## Stored data
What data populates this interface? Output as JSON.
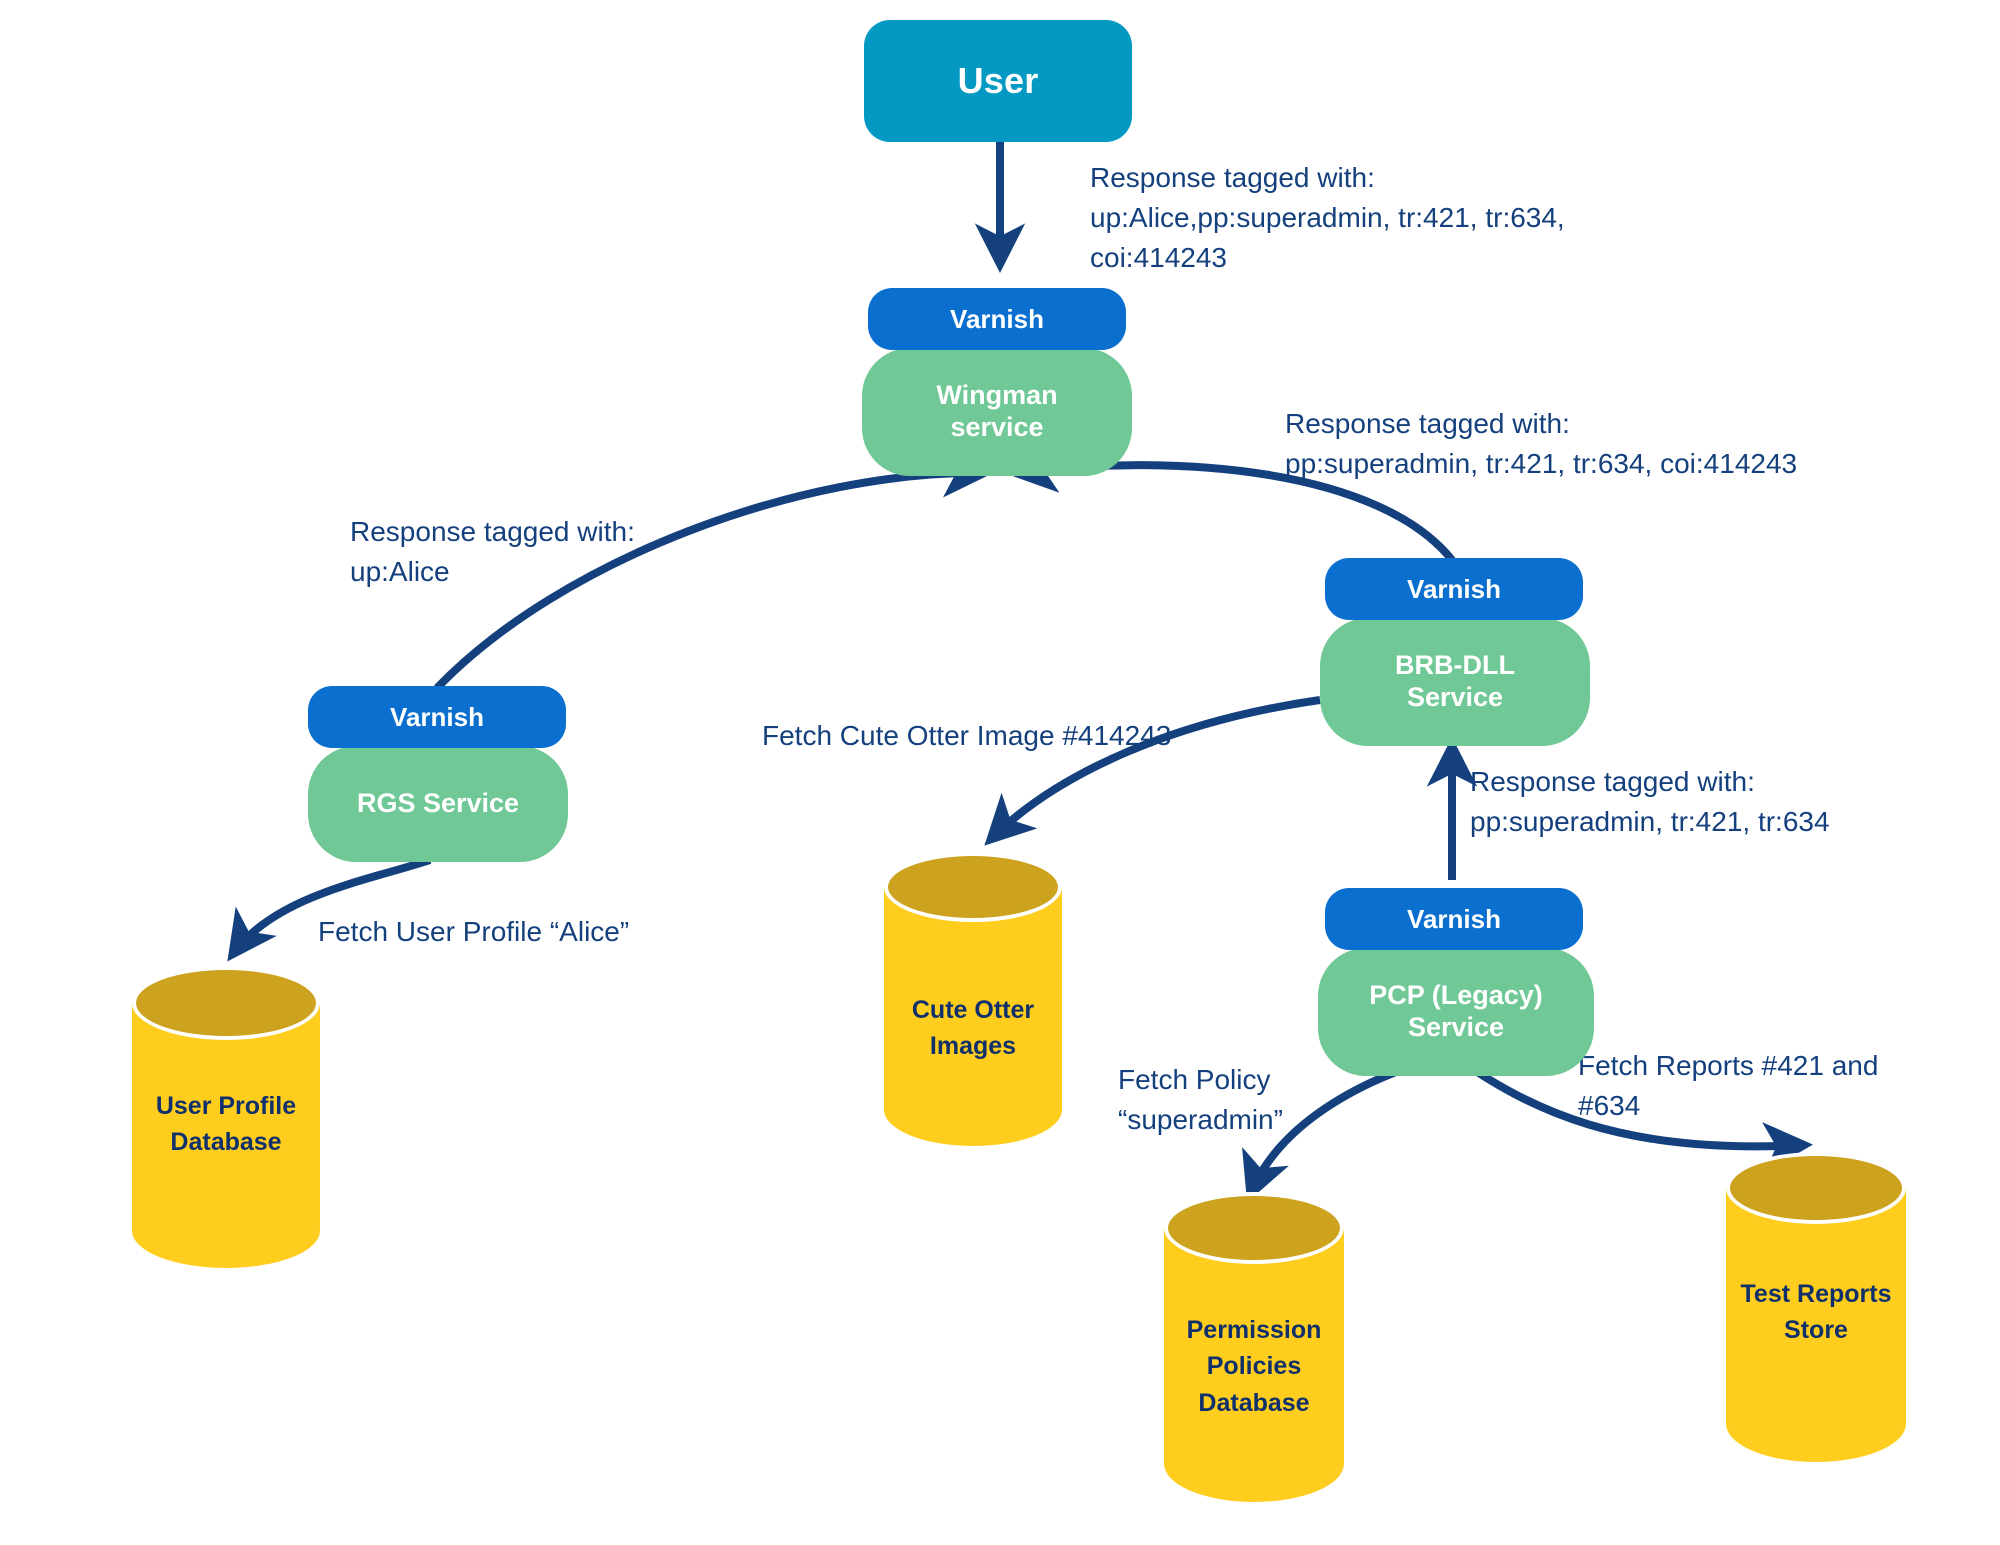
{
  "diagram": {
    "title": "Request tracing / cache tagging flow",
    "colors": {
      "actor": "#0499c2",
      "varnish": "#0a6fce",
      "service": "#70c897",
      "database_body": "#ffcd1e",
      "database_top": "#cca21e",
      "arrow": "#14407e",
      "label_text": "#14407e",
      "database_text": "#10306b",
      "background": "#ffffff"
    },
    "nodes": {
      "user": {
        "label": "User",
        "type": "actor"
      },
      "wingman": {
        "varnish_label": "Varnish",
        "service_label": "Wingman\nservice",
        "type": "service"
      },
      "rgs": {
        "varnish_label": "Varnish",
        "service_label": "RGS Service",
        "type": "service"
      },
      "brbdll": {
        "varnish_label": "Varnish",
        "service_label": "BRB-DLL\nService",
        "type": "service"
      },
      "pcp": {
        "varnish_label": "Varnish",
        "service_label": "PCP (Legacy)\nService",
        "type": "service"
      },
      "user_profile_db": {
        "label": "User\nProfile\nDatabase",
        "type": "database"
      },
      "otter_images_db": {
        "label": "Cute Otter\nImages",
        "type": "database"
      },
      "permission_policies_db": {
        "label": "Permission\nPolicies\nDatabase",
        "type": "database"
      },
      "test_reports_db": {
        "label": "Test\nReports\nStore",
        "type": "database"
      }
    },
    "edge_labels": {
      "user_to_wingman": "Response tagged with:\nup:Alice,pp:superadmin, tr:421, tr:634,\ncoi:414243",
      "brbdll_to_wingman": "Response tagged with:\npp:superadmin, tr:421, tr:634, coi:414243",
      "rgs_to_wingman": "Response tagged with:\nup:Alice",
      "rgs_to_user_profile_db": "Fetch User Profile “Alice”",
      "brbdll_to_otter_images": "Fetch Cute Otter Image #414243",
      "pcp_to_brbdll": "Response tagged with:\npp:superadmin, tr:421, tr:634",
      "pcp_to_permission_policies": "Fetch Policy\n“superadmin”",
      "pcp_to_test_reports": "Fetch Reports #421 and\n#634"
    }
  }
}
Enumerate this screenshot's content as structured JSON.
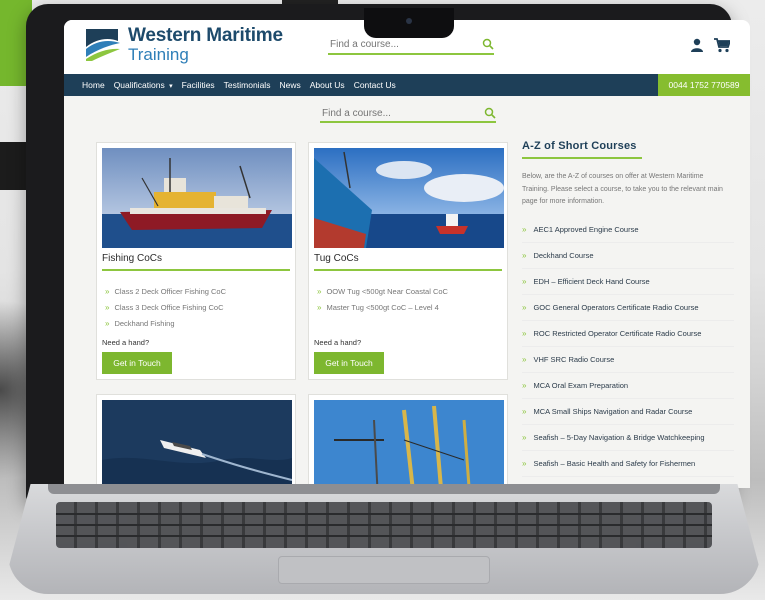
{
  "site": {
    "logo_line1": "Western Maritime",
    "logo_line2": "Training",
    "search_placeholder": "Find a course...",
    "phone": "0044 1752 770589"
  },
  "nav": {
    "items": [
      "Home",
      "Qualifications",
      "Facilities",
      "Testimonials",
      "News",
      "About Us",
      "Contact Us"
    ],
    "dropdown_marker": "▾"
  },
  "cards": [
    {
      "title": "Fishing CoCs",
      "items": [
        "Class 2 Deck Officer Fishing CoC",
        "Class 3 Deck Office Fishing CoC",
        "Deckhand Fishing"
      ],
      "need_text": "Need a hand?",
      "button": "Get in Touch"
    },
    {
      "title": "Tug CoCs",
      "items": [
        "OOW Tug <500gt Near Coastal CoC",
        "Master Tug <500gt CoC – Level 4"
      ],
      "need_text": "Need a hand?",
      "button": "Get in Touch"
    }
  ],
  "sidebar": {
    "title": "A-Z of Short Courses",
    "description": "Below, are the A-Z of courses on offer at Western Maritime Training. Please select a course, to take you to the relevant main page for more information.",
    "courses": [
      "AEC1 Approved Engine Course",
      "Deckhand Course",
      "EDH – Efficient Deck Hand Course",
      "GOC General Operators Certificate Radio Course",
      "ROC Restricted Operator Certificate Radio Course",
      "VHF SRC Radio Course",
      "MCA Oral Exam Preparation",
      "MCA Small Ships Navigation and Radar Course",
      "Seafish – 5-Day Navigation & Bridge Watchkeeping",
      "Seafish – Basic Health and Safety for Fishermen"
    ]
  },
  "colors": {
    "brand_navy": "#1e3f58",
    "brand_green": "#86bd2f",
    "brand_blue": "#2f7fb8"
  },
  "icons": [
    "search-icon",
    "user-icon",
    "cart-icon",
    "chevron-right-icon"
  ]
}
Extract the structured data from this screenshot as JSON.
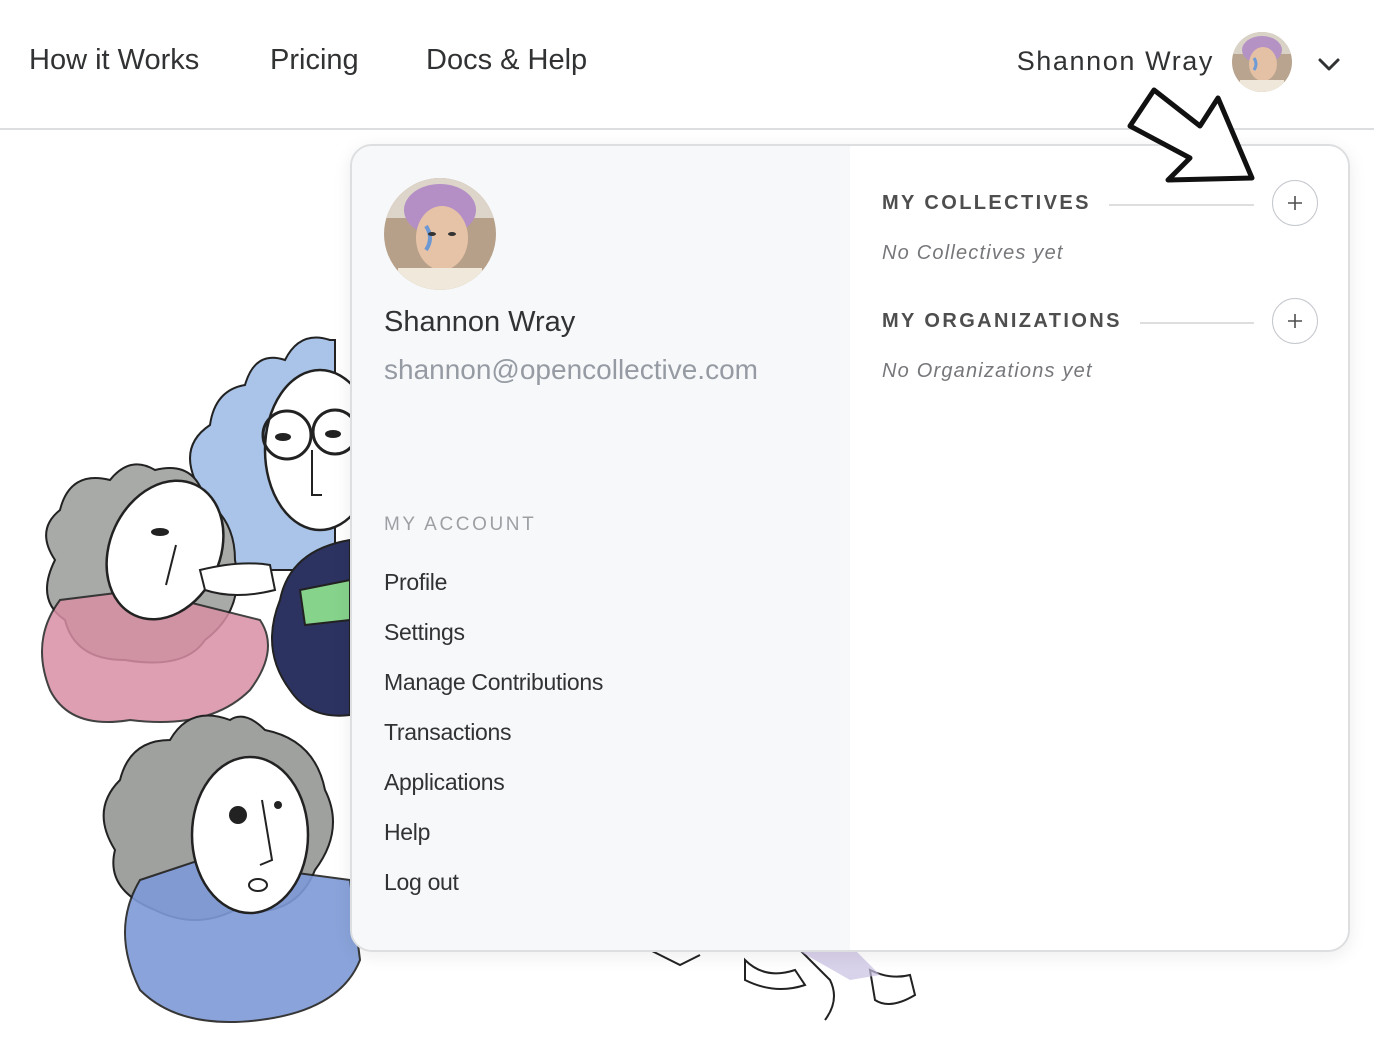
{
  "nav": {
    "links": [
      "How it Works",
      "Pricing",
      "Docs & Help"
    ],
    "user_name": "Shannon Wray"
  },
  "menu": {
    "profile": {
      "name": "Shannon Wray",
      "email": "shannon@opencollective.com"
    },
    "account_section_label": "MY ACCOUNT",
    "account_items": [
      "Profile",
      "Settings",
      "Manage Contributions",
      "Transactions",
      "Applications",
      "Help",
      "Log out"
    ],
    "collectives": {
      "title": "MY COLLECTIVES",
      "empty": "No Collectives yet"
    },
    "organizations": {
      "title": "MY ORGANIZATIONS",
      "empty": "No Organizations yet"
    }
  },
  "icons": {
    "avatar": "user-avatar-photo",
    "chevron": "chevron-down-icon",
    "add": "plus-icon",
    "annotation": "arrow-annotation-icon"
  },
  "colors": {
    "text": "#313233",
    "muted": "#969ba3",
    "pane_bg": "#f7f8fa",
    "border": "#dcdee0"
  }
}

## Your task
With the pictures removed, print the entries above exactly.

## Result
What data populates this interface? Output as JSON.
{
  "diagram": {
    "title": "Request tracing / cache tagging flow",
    "colors": {
      "actor": "#0499c2",
      "varnish": "#0a6fce",
      "service": "#70c897",
      "database_body": "#ffcd1e",
      "database_top": "#cca21e",
      "arrow": "#14407e",
      "label_text": "#14407e",
      "database_text": "#10306b",
      "background": "#ffffff"
    },
    "nodes": {
      "user": {
        "label": "User",
        "type": "actor"
      },
      "wingman": {
        "varnish_label": "Varnish",
        "service_label": "Wingman\nservice",
        "type": "service"
      },
      "rgs": {
        "varnish_label": "Varnish",
        "service_label": "RGS Service",
        "type": "service"
      },
      "brbdll": {
        "varnish_label": "Varnish",
        "service_label": "BRB-DLL\nService",
        "type": "service"
      },
      "pcp": {
        "varnish_label": "Varnish",
        "service_label": "PCP (Legacy)\nService",
        "type": "service"
      },
      "user_profile_db": {
        "label": "User\nProfile\nDatabase",
        "type": "database"
      },
      "otter_images_db": {
        "label": "Cute Otter\nImages",
        "type": "database"
      },
      "permission_policies_db": {
        "label": "Permission\nPolicies\nDatabase",
        "type": "database"
      },
      "test_reports_db": {
        "label": "Test\nReports\nStore",
        "type": "database"
      }
    },
    "edge_labels": {
      "user_to_wingman": "Response tagged with:\nup:Alice,pp:superadmin, tr:421, tr:634,\ncoi:414243",
      "brbdll_to_wingman": "Response tagged with:\npp:superadmin, tr:421, tr:634, coi:414243",
      "rgs_to_wingman": "Response tagged with:\nup:Alice",
      "rgs_to_user_profile_db": "Fetch User Profile “Alice”",
      "brbdll_to_otter_images": "Fetch Cute Otter Image #414243",
      "pcp_to_brbdll": "Response tagged with:\npp:superadmin, tr:421, tr:634",
      "pcp_to_permission_policies": "Fetch Policy\n“superadmin”",
      "pcp_to_test_reports": "Fetch Reports #421 and\n#634"
    }
  }
}
Enumerate this screenshot's content as structured JSON.
{
  "site": {
    "logo_line1": "Western Maritime",
    "logo_line2": "Training",
    "search_placeholder": "Find a course...",
    "phone": "0044 1752 770589"
  },
  "nav": {
    "items": [
      "Home",
      "Qualifications",
      "Facilities",
      "Testimonials",
      "News",
      "About Us",
      "Contact Us"
    ],
    "dropdown_marker": "▾"
  },
  "cards": [
    {
      "title": "Fishing CoCs",
      "items": [
        "Class 2 Deck Officer Fishing CoC",
        "Class 3 Deck Office Fishing CoC",
        "Deckhand Fishing"
      ],
      "need_text": "Need a hand?",
      "button": "Get in Touch"
    },
    {
      "title": "Tug CoCs",
      "items": [
        "OOW Tug <500gt Near Coastal CoC",
        "Master Tug <500gt CoC – Level 4"
      ],
      "need_text": "Need a hand?",
      "button": "Get in Touch"
    }
  ],
  "sidebar": {
    "title": "A-Z of Short Courses",
    "description": "Below, are the A-Z of courses on offer at Western Maritime Training. Please select a course, to take you to the relevant main page for more information.",
    "courses": [
      "AEC1 Approved Engine Course",
      "Deckhand Course",
      "EDH – Efficient Deck Hand Course",
      "GOC General Operators Certificate Radio Course",
      "ROC Restricted Operator Certificate Radio Course",
      "VHF SRC Radio Course",
      "MCA Oral Exam Preparation",
      "MCA Small Ships Navigation and Radar Course",
      "Seafish – 5-Day Navigation & Bridge Watchkeeping",
      "Seafish – Basic Health and Safety for Fishermen"
    ]
  },
  "colors": {
    "brand_navy": "#1e3f58",
    "brand_green": "#86bd2f",
    "brand_blue": "#2f7fb8"
  },
  "icons": [
    "search-icon",
    "user-icon",
    "cart-icon",
    "chevron-right-icon"
  ]
}
Extract the structured data from this screenshot as JSON.
{
  "nav": {
    "links": [
      "How it Works",
      "Pricing",
      "Docs & Help"
    ],
    "user_name": "Shannon Wray"
  },
  "menu": {
    "profile": {
      "name": "Shannon Wray",
      "email": "shannon@opencollective.com"
    },
    "account_section_label": "MY ACCOUNT",
    "account_items": [
      "Profile",
      "Settings",
      "Manage Contributions",
      "Transactions",
      "Applications",
      "Help",
      "Log out"
    ],
    "collectives": {
      "title": "MY COLLECTIVES",
      "empty": "No Collectives yet"
    },
    "organizations": {
      "title": "MY ORGANIZATIONS",
      "empty": "No Organizations yet"
    }
  },
  "icons": {
    "avatar": "user-avatar-photo",
    "chevron": "chevron-down-icon",
    "add": "plus-icon",
    "annotation": "arrow-annotation-icon"
  },
  "colors": {
    "text": "#313233",
    "muted": "#969ba3",
    "pane_bg": "#f7f8fa",
    "border": "#dcdee0"
  }
}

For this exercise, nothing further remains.